As mentioned, the single malt spirit produced at Ailsa Bay is destined for the Grant's range of blended whiskies. There are no official bottlings of Ailsa Bay whisky on the market as yet, as the distillery has been producing and maturing spirit for less than the legal three years. It will be interesting to see if there are any releases in the pipeline, but from what Ludo said then don't hold your breath! Ailsa Bay is currently producing three styles of whisky - a light, fresh one, a heavier, richer one and a small amount of a peaty one.

girvan cooperageThe final part of our tour takes us to the cooperage which is located on the same site as the Ailsa Bay and Girvan distilleries. The cooperage is where the casks for maturation are constructed and Girvan has seven full time coopers and numerous other part time staff who carry out various associated jobs. A cooperage is a rare sight at a distillery, as most casks are constructed by external companies, so the chance to see one in action was a real treat.

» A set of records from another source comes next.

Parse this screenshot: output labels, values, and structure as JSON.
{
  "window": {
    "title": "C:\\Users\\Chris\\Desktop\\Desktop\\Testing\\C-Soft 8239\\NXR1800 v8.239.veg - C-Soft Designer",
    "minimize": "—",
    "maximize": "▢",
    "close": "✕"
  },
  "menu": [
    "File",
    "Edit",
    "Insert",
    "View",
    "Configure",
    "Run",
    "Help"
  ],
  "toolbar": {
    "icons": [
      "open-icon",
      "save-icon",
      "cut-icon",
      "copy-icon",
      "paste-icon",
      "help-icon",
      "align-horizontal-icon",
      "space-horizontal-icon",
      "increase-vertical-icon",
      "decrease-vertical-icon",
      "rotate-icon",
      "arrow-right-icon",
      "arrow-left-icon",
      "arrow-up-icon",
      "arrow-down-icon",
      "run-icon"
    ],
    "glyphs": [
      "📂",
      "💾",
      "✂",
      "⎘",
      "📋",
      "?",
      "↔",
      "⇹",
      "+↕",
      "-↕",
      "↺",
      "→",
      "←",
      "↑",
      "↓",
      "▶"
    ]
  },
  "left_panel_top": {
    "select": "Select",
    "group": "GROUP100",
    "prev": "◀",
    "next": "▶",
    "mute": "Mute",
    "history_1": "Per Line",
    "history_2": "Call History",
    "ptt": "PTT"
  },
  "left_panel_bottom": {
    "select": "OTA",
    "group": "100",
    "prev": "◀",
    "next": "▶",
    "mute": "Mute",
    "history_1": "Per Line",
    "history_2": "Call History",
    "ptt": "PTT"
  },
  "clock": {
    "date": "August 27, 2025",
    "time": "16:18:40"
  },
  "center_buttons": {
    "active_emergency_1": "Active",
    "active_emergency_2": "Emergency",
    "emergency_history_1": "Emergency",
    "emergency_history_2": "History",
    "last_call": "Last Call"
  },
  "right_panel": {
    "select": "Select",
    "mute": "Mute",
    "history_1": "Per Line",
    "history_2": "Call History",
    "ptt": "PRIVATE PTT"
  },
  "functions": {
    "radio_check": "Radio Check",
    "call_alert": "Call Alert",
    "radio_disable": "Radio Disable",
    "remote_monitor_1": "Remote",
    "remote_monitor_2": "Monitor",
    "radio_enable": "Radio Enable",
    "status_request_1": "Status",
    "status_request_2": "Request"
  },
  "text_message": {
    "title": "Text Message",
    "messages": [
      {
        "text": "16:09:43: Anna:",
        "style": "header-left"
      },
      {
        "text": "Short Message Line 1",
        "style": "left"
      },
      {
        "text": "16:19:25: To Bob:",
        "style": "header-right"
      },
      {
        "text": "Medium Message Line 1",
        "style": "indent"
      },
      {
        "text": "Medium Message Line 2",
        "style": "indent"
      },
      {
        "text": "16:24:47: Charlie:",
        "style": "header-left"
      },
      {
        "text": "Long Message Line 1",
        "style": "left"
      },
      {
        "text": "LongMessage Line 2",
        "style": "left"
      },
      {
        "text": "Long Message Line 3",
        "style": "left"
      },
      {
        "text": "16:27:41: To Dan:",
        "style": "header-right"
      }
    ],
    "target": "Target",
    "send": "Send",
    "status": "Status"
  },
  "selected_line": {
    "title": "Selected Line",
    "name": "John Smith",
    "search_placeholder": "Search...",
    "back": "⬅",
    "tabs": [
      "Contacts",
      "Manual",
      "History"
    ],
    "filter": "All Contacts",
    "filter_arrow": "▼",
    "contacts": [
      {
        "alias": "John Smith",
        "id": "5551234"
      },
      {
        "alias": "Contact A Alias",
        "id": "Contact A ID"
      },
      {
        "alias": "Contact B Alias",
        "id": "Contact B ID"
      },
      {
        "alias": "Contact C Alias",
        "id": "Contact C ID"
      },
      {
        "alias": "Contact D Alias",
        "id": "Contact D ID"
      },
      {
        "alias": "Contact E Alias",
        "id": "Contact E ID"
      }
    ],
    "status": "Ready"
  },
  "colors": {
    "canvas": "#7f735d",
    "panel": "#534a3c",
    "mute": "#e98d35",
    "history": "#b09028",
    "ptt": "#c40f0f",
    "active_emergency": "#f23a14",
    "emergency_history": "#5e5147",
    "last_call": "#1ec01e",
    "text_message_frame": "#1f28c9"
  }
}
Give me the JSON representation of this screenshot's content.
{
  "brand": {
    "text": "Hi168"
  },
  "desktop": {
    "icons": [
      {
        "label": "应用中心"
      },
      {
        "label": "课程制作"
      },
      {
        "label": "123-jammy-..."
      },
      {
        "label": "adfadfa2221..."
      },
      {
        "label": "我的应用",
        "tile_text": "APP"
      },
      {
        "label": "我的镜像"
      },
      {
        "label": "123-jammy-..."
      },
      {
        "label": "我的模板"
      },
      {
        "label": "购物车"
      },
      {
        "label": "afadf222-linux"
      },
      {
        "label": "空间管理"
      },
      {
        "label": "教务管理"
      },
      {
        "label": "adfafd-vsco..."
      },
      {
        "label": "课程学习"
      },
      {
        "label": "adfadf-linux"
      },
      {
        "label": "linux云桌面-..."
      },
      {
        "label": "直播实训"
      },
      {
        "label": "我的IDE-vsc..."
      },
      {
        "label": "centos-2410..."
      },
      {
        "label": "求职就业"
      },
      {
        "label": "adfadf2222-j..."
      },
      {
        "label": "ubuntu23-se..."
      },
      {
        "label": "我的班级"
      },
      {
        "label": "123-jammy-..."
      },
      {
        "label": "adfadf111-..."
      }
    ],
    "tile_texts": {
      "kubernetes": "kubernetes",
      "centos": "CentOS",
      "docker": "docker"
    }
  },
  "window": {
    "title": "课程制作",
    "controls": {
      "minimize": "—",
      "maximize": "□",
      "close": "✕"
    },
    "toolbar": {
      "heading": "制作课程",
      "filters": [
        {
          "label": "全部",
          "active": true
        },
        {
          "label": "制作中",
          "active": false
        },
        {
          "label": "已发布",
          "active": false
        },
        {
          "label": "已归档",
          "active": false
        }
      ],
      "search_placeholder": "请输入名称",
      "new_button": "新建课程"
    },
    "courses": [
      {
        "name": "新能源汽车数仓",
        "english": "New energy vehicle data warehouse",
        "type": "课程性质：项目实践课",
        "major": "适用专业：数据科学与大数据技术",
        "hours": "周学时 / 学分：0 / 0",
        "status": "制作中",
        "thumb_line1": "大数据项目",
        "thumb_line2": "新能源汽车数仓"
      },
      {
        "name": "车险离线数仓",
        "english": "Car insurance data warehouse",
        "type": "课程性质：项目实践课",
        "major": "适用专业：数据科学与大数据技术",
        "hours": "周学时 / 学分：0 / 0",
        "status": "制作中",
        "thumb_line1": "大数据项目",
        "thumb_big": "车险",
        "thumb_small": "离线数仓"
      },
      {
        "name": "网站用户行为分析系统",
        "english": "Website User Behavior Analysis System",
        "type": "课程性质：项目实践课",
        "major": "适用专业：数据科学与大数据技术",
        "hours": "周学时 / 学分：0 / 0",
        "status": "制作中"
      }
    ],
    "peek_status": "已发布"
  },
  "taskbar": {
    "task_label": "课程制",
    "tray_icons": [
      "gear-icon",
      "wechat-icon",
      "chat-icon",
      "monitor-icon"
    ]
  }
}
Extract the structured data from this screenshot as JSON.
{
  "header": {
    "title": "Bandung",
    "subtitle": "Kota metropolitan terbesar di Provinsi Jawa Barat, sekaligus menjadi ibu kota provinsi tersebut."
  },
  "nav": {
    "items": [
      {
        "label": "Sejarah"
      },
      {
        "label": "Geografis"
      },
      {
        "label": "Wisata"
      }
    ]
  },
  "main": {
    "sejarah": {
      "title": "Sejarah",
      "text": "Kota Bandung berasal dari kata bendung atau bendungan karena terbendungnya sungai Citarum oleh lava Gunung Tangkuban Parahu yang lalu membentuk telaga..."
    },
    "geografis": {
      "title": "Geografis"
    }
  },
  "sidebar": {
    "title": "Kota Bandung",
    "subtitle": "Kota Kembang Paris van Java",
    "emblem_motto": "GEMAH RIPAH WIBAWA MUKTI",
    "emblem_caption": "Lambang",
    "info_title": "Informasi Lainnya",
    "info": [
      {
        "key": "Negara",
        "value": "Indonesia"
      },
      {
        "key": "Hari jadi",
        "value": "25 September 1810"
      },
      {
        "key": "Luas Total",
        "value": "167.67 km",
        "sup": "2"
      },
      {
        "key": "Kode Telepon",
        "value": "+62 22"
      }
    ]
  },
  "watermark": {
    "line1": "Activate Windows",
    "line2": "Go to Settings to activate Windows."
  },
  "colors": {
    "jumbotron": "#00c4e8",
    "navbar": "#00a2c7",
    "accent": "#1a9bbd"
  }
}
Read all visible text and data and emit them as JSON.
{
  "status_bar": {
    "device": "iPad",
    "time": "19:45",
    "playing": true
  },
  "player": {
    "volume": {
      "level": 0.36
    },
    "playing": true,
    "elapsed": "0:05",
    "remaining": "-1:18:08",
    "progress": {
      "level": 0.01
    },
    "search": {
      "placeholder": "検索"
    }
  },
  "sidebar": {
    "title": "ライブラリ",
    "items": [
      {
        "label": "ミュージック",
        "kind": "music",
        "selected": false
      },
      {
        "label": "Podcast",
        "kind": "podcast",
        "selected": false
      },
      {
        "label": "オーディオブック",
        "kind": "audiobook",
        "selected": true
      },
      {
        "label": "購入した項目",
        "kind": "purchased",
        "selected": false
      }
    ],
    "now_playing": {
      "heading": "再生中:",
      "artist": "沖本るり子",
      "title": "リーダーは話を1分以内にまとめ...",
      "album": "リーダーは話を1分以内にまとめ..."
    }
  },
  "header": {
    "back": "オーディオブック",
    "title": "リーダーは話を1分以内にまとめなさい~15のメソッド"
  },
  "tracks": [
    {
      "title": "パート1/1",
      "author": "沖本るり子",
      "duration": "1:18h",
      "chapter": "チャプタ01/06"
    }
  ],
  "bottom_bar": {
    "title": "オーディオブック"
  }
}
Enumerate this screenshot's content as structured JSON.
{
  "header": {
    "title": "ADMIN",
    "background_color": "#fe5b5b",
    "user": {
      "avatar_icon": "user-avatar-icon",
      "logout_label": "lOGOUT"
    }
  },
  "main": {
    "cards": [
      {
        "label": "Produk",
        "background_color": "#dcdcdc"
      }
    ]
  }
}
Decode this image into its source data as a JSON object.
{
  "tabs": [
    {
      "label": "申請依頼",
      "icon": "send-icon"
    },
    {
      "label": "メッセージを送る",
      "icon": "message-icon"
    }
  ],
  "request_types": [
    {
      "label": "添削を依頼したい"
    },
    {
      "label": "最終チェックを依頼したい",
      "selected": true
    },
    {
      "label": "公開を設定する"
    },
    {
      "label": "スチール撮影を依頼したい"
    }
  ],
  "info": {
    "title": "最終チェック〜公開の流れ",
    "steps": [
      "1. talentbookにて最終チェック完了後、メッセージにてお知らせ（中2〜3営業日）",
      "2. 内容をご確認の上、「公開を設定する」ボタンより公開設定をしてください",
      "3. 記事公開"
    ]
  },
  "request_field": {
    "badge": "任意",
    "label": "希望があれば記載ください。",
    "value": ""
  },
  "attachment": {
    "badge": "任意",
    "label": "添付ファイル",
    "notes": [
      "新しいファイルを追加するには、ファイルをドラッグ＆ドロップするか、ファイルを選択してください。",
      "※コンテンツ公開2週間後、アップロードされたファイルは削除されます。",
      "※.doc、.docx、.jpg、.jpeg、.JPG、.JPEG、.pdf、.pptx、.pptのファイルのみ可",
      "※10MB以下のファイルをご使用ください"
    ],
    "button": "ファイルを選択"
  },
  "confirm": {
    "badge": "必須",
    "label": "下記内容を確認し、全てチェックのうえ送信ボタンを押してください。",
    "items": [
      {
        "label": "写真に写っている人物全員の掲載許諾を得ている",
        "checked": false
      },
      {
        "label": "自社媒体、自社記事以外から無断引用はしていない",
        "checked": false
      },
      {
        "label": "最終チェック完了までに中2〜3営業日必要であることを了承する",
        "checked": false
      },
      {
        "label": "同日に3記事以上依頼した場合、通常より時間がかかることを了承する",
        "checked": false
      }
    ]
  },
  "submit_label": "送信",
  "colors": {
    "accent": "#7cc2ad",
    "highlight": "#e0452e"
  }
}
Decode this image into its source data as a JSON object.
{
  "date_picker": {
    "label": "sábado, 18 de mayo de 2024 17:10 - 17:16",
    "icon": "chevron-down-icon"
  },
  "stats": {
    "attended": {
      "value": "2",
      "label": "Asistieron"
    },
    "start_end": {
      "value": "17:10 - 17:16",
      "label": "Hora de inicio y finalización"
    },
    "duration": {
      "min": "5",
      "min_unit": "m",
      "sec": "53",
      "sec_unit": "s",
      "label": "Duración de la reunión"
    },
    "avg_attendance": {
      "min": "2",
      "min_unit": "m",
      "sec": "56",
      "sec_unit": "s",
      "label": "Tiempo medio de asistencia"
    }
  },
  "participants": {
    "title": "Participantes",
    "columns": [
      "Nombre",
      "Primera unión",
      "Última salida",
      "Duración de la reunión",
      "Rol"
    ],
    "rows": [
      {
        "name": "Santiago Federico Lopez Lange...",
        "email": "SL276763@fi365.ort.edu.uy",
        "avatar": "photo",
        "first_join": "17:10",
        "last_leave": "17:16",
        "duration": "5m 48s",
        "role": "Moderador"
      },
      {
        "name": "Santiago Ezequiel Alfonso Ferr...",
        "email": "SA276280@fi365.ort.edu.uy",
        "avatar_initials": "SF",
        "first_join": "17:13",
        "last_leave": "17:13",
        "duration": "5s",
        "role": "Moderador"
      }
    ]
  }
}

girvan cooperage - cooper's toolsWe enter the workshop area and have to put on our safety glasses and earplugs (in addition to our high visibility vests, this makes us look particularly trendy!). Ludo explained that the casks arrive at the cooperage, are checked and any faulty staves (the long strips of wood that make up a cask) or signs of leakage are replaced and repaired. Girvan uses casks that have been previously used in both the sherry and bourbon industries. A cask is held together by natural tension and a series of metal hoops - there is no glue, nails or sealant. The cask heads are sealed using dried, toughened thin reeds which are hammered in to the narrow space between the head and the top of the staves. They also strip and char the insides of the casks in a kiln-like structure and this promotes interaction between the cask and the spirit which is eventually filled in side, giving the required flavours.

The visit to Ailsa Bay distillery was fascinating. Firstly, because little is known about it outside of William Grant & Sons' organisation - we thank Ludo again for his invite, his time and also for giving us an insight in to what is going on at the core of such a large company and what makes it tick. Secondly, Ailsa Bay has many points of interest that are not commonly seen on a regular distillery tour - its contemporary construction, its unique still room and the fact that they have a cooperage on the same site. We moved on to visit the neighbouring Girvan distillery, which is one of Scotland's largest grain whisky distilleries - the review of that visit will appear shortly ...

If you wish to ask Ludo any questions about the Ailsa Bay or Girvan distilleries or the Grant's whisky range, then he can be contacted through his Grant's Whisky Blog.